We’ve observed protons turning into neutrons and vice versa by emitting or absorbing a pi meson.
A set of small particles seem to be able to combine and interact to form heavier particles like protons and neutrons. These small particles are electrons, photons and 18 types of “quarks”
Hadrons Heavier particles: protons & neutrons Medium size particles Lighter particles: electrons Leptons Baryons Mesons Hadrons: all experience the strong nuclear force when smashed close together. Fermions don’t. Baryons: all are made of only 3 quarks. Mesons are all made up of 1 quark + 1 antiquark. Leptons are truly fundamental (nothing found inside…..so far); the most common little leptons are the electron and the neutrino.
The nuclear strong force • Only is appreciable when hadrons are very close…10-14 meters….around size of nucleus. • Holds nucleus together: makes protons (and other hadrons) stick, and is therefore stronger than electromagnetic repulsion. • Large atoms need lots of neutrons to provide the strong force interaction to hold protons together. • When particles merge into a nucleus they lose mass and create “binding energy” of the order E= mc2.
The nuclear weak force • Holds quarks and leptons together to create hadrons and mesons.
Annihilation: a particle and its anti-particle collide; mass all become energy: E = mc2
Mass: 1 proton = 1 amu Each quark has a mass of 1/3 amu Charge: proton = +1 electron = -1 Quarks have - 1/3 or +2/3 charge You can make baryons and mesons from quarks: What’s in a proton ? = +1 =+2/3 +2/3 –1/3 = uud What’s in a neutron?= 0 - 1/3 –1/3c + 2/3 = ddu

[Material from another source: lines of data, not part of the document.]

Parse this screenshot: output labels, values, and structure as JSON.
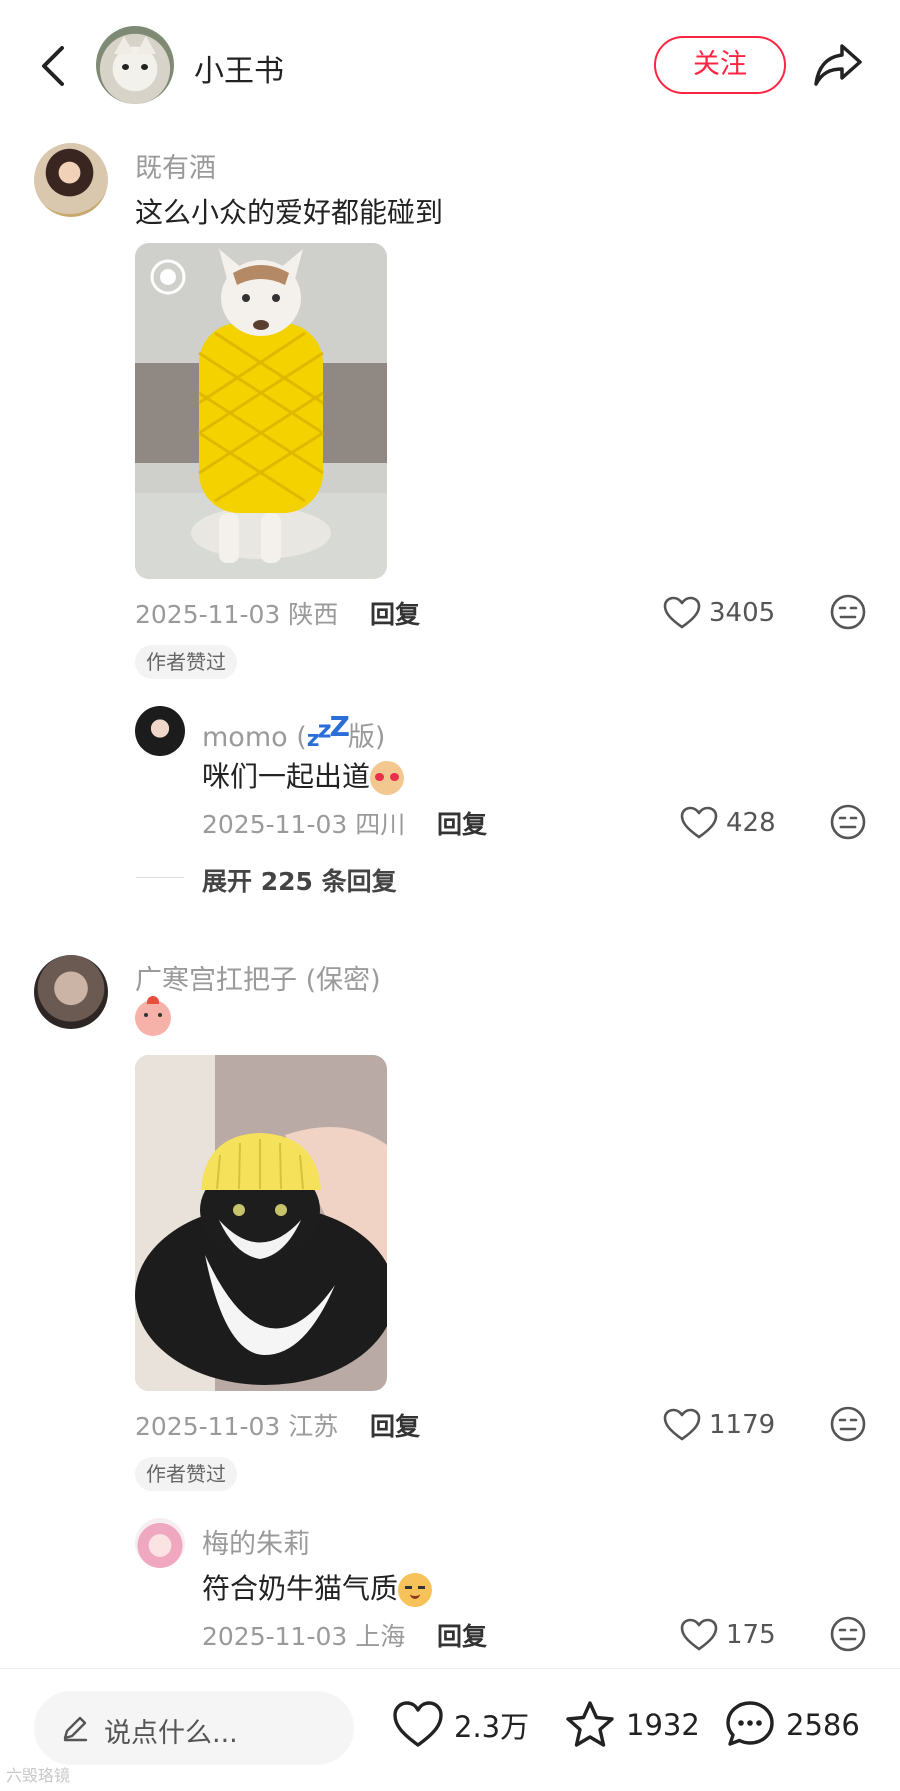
{
  "header": {
    "title": "小王书",
    "follow_label": "关注"
  },
  "comments": [
    {
      "author": "既有酒",
      "text": "这么小众的爱好都能碰到",
      "date_loc": "2025-11-03 陕西",
      "reply_label": "回复",
      "likes": "3405",
      "badge": "作者赞过",
      "replies": [
        {
          "author": "momo",
          "author_suffix_open": "(",
          "author_suffix_icon": "zzz",
          "author_suffix_text": "版)",
          "text": "咪们一起出道",
          "date_loc": "2025-11-03 四川",
          "reply_label": "回复",
          "likes": "428"
        }
      ],
      "expand_label": "展开 225 条回复"
    },
    {
      "author": "广寒宫扛把子 (保密)",
      "text": "",
      "date_loc": "2025-11-03 江苏",
      "reply_label": "回复",
      "likes": "1179",
      "badge": "作者赞过",
      "replies": [
        {
          "author": "梅的朱莉",
          "text": "符合奶牛猫气质",
          "date_loc": "2025-11-03 上海",
          "reply_label": "回复",
          "likes": "175"
        }
      ]
    }
  ],
  "bottom_bar": {
    "input_placeholder": "说点什么...",
    "likes": "2.3万",
    "stars": "1932",
    "comments": "2586"
  },
  "watermark": "六毁珞镜",
  "colors": {
    "accent": "#ff2442",
    "muted": "#9a9a9a"
  }
}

Antiparticles…. Have the same mass but opposite charge. Are symbolized with a line on top. Use the Regents particle chart to find the charge on a) an anti-top quark b) an antiproton - 2/3 + 1 1. Describe: a) an anti-proton b) an anti-electron c) an anti-neutron 2. The K meson or “kaon” ( K0) consists of a down quark and an anti-strange quark: determine it’s mass and charge. 3. “An anti-up quark is NOT a down quark”. Explain.

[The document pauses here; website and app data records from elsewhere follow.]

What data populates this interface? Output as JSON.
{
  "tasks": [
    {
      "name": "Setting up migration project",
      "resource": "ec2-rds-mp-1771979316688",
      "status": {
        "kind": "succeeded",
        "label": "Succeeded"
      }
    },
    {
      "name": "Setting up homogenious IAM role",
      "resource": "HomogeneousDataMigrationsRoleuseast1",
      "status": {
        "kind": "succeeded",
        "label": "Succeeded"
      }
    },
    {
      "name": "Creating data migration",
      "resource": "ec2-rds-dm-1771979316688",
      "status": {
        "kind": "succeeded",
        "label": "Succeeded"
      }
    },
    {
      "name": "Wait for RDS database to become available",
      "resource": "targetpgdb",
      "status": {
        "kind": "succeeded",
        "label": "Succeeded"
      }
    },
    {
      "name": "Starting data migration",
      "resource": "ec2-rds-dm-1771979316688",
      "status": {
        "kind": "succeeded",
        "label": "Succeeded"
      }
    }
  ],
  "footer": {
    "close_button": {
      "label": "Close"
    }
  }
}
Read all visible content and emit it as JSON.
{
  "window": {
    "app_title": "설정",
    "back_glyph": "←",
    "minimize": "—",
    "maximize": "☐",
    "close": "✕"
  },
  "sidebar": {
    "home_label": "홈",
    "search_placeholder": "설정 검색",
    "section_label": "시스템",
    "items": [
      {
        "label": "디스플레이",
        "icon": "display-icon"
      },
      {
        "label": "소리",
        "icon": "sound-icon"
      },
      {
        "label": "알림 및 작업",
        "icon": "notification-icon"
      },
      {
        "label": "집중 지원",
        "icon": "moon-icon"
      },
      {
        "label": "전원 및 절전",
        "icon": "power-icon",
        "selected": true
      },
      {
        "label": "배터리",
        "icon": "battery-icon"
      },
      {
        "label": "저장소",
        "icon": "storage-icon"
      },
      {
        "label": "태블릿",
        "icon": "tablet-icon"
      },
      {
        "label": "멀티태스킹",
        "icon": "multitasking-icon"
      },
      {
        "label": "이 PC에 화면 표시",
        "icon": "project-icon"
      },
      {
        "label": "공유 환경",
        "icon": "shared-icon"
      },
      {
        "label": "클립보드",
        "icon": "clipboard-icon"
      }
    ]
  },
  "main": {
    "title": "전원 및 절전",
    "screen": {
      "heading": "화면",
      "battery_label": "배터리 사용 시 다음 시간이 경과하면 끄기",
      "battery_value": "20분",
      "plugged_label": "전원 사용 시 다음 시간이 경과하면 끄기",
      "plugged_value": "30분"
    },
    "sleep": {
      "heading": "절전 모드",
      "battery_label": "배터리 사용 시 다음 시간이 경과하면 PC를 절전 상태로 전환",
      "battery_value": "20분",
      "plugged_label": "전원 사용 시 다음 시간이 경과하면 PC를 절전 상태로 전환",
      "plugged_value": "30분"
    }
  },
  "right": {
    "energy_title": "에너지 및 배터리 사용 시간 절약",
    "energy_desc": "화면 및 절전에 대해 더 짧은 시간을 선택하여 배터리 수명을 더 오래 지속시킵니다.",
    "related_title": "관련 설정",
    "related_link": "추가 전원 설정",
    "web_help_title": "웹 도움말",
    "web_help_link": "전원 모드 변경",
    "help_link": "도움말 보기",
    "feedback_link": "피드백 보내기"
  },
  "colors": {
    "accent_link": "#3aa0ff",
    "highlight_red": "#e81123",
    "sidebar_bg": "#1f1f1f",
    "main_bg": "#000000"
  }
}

Discoverers of the Antineutron: Wenzell, Cork, Lambertson, Piccioni, 1956Courtesy Lawrence Berkeley National Laboratory Neutron = UDD Antineutron = UDD It’s the fundamental particles that are opposite in charge.

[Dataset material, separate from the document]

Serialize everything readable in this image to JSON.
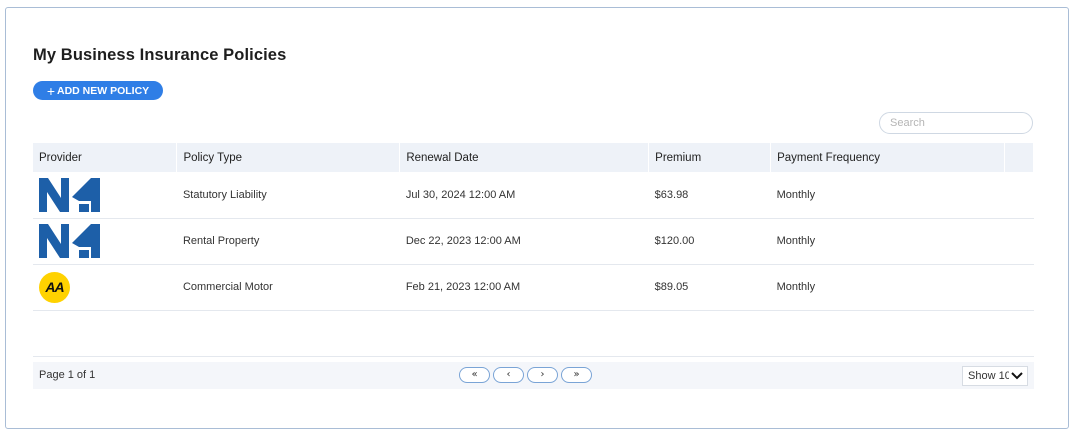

There is an alternative to the field approach to understanding forces….forces arise when particles exchange force particles None of these are on the Regents Exam. Force Carriers (Exchange particles) E&M: the photon Gravity: the graviton Strong: the gluon Weak: the boson Faster than light particles are called… tachions Slower than light particles are called… tardions
Quantum Chromodynamics Up, down and strange are the 3 flavors of quarks. Each flavor quark comes in 3 colors (RGB) which it carries as a type of “color charge” that is also conserved. It’s been observed that quarks can change “color” and “flavor”, that is they can change into one of the other 18 particles by emitting or absorbing a “gluon”.